= Beginning of Section =

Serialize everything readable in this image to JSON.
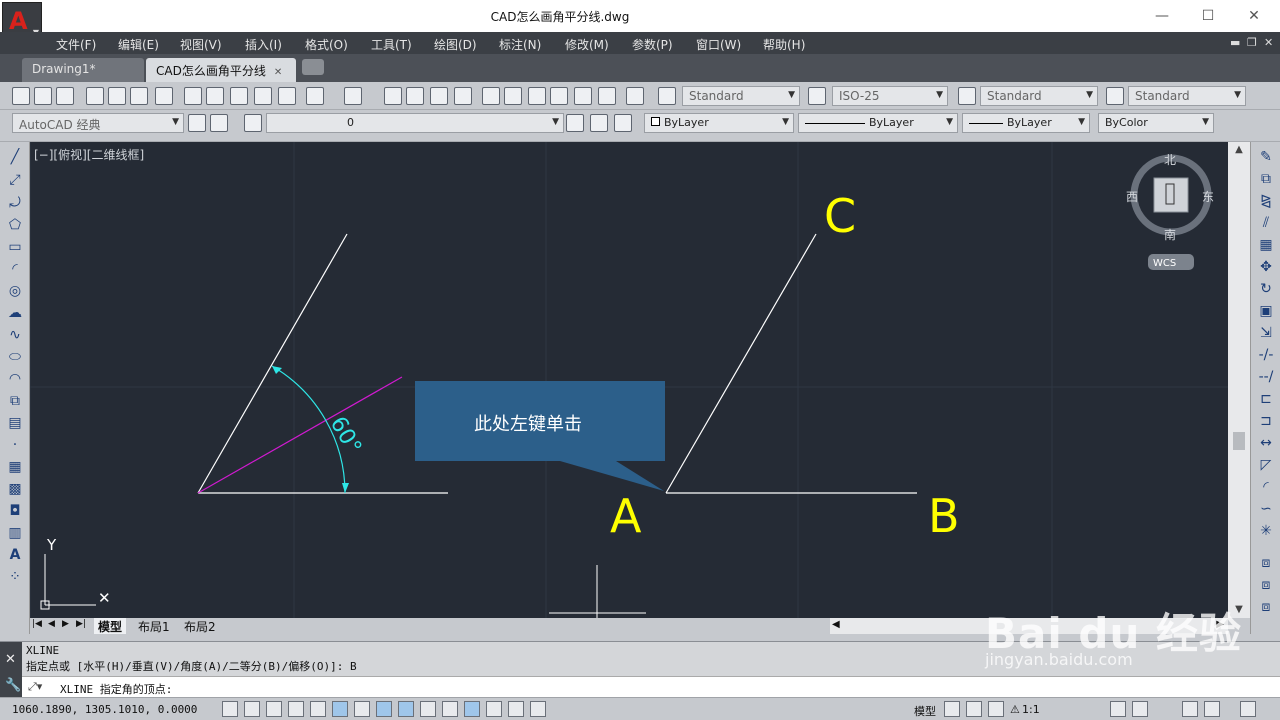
{
  "window": {
    "title": "CAD怎么画角平分线.dwg",
    "controls": [
      "—",
      "☐",
      "✕"
    ]
  },
  "menu": [
    "文件(F)",
    "编辑(E)",
    "视图(V)",
    "插入(I)",
    "格式(O)",
    "工具(T)",
    "绘图(D)",
    "标注(N)",
    "修改(M)",
    "参数(P)",
    "窗口(W)",
    "帮助(H)"
  ],
  "tabs": [
    {
      "label": "Drawing1*"
    },
    {
      "label": "CAD怎么画角平分线"
    }
  ],
  "styles": {
    "text_style": "Standard",
    "dim_style": "ISO-25",
    "table_style": "Standard",
    "multileader_style": "Standard"
  },
  "workspace": "AutoCAD 经典",
  "layer": "0",
  "properties": {
    "color": "ByLayer",
    "linetype": "ByLayer",
    "lineweight": "ByLayer",
    "plotstyle": "ByColor"
  },
  "viewport": {
    "label": "[−][俯视][二维线框]"
  },
  "drawing": {
    "angle_label": "60°",
    "point_a": "A",
    "point_b": "B",
    "point_c": "C",
    "callout_text": "此处左键单击",
    "ucs_y": "Y",
    "colors": {
      "background": "#252b35",
      "lines": "#ffffff",
      "bisector": "#d01ad0",
      "dimension": "#2ee6e6",
      "labels": "#ffff00",
      "callout": "#2c5f8a"
    }
  },
  "viewcube": {
    "north": "北",
    "south": "南",
    "east": "东",
    "west": "西",
    "wcs": "WCS"
  },
  "layout_tabs": [
    "模型",
    "布局1",
    "布局2"
  ],
  "command": {
    "history": [
      "XLINE",
      "指定点或 [水平(H)/垂直(V)/角度(A)/二等分(B)/偏移(O)]: B"
    ],
    "current": "XLINE 指定角的顶点:"
  },
  "status": {
    "coordinates": "1060.1890, 1305.1010, 0.0000",
    "model": "模型",
    "scale": "1:1"
  },
  "watermark": {
    "main": "Bai du 经验",
    "sub": "jingyan.baidu.com"
  }
}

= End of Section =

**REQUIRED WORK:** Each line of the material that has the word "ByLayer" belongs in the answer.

**ANSWER BOX:**
    "color": "ByLayer",
    "linetype": "ByLayer",
    "lineweight": "ByLayer",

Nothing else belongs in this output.